Search the data for "price". Each line containing it is to be copied.

App and web page records

__________

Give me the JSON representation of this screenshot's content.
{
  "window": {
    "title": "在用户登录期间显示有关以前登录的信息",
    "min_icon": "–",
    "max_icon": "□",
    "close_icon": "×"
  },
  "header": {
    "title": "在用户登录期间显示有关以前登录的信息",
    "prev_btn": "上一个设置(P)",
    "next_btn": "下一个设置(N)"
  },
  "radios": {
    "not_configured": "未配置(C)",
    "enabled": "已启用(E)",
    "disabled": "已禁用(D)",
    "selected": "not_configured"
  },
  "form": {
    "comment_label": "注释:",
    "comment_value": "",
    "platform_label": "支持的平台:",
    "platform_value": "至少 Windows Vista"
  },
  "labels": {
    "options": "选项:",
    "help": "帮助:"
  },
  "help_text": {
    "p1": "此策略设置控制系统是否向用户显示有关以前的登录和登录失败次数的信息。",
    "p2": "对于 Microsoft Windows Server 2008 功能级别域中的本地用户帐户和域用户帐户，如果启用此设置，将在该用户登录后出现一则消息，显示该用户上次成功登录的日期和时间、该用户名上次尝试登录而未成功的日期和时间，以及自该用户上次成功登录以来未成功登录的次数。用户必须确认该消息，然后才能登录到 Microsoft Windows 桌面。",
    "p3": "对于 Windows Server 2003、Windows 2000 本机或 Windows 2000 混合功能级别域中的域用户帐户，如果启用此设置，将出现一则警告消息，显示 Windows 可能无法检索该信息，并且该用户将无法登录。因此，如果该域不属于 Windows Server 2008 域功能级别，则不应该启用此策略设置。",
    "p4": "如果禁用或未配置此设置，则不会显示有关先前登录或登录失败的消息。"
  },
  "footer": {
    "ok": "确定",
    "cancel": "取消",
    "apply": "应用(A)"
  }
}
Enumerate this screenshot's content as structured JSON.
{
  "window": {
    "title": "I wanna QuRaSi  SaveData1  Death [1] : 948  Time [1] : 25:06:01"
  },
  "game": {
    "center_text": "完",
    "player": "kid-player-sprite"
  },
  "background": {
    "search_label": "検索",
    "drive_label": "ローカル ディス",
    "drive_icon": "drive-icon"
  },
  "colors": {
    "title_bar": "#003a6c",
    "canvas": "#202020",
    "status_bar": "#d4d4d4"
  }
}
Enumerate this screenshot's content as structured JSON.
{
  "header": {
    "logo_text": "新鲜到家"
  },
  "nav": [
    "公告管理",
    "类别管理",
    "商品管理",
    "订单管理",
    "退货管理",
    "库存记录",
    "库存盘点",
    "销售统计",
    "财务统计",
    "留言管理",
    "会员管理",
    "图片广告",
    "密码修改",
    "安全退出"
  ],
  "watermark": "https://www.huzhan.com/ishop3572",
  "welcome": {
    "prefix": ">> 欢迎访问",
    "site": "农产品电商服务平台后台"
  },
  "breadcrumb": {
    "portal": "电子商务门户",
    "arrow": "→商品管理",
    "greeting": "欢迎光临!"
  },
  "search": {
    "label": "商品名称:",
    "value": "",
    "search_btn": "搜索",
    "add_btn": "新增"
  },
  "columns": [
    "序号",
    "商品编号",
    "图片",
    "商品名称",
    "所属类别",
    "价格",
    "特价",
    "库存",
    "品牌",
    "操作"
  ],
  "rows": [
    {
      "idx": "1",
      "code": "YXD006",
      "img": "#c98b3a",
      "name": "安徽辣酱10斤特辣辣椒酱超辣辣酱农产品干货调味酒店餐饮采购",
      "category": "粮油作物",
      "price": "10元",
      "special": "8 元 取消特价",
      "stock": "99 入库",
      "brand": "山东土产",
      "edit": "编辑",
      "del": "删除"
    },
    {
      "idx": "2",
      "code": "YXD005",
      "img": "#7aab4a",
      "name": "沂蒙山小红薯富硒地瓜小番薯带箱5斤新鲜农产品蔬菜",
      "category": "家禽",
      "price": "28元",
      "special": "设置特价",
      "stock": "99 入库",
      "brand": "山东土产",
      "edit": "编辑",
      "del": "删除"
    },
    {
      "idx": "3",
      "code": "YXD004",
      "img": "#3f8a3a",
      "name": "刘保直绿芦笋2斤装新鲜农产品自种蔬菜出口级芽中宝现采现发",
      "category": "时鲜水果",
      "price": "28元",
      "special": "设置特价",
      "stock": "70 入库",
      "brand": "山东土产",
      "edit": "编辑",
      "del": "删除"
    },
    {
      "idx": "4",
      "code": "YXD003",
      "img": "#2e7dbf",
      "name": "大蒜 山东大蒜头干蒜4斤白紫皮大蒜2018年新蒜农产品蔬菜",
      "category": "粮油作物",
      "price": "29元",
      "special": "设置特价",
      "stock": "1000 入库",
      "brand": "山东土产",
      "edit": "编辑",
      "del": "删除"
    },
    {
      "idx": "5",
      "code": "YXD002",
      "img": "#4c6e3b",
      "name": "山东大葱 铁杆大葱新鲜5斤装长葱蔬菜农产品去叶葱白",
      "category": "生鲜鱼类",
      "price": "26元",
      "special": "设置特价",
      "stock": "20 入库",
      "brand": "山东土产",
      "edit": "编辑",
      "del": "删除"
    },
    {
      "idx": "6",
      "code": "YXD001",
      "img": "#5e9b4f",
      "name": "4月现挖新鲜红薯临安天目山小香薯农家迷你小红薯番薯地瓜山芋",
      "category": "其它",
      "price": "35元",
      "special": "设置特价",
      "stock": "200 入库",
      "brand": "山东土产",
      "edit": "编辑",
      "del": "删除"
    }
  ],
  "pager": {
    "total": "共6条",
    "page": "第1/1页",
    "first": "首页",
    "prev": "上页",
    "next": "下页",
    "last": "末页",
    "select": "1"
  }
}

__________

* _Answer to this problem_:
      "price": "10元",
      "price": "28元",
      "price": "28元",
      "price": "29元",
      "price": "26元",
      "price": "35元",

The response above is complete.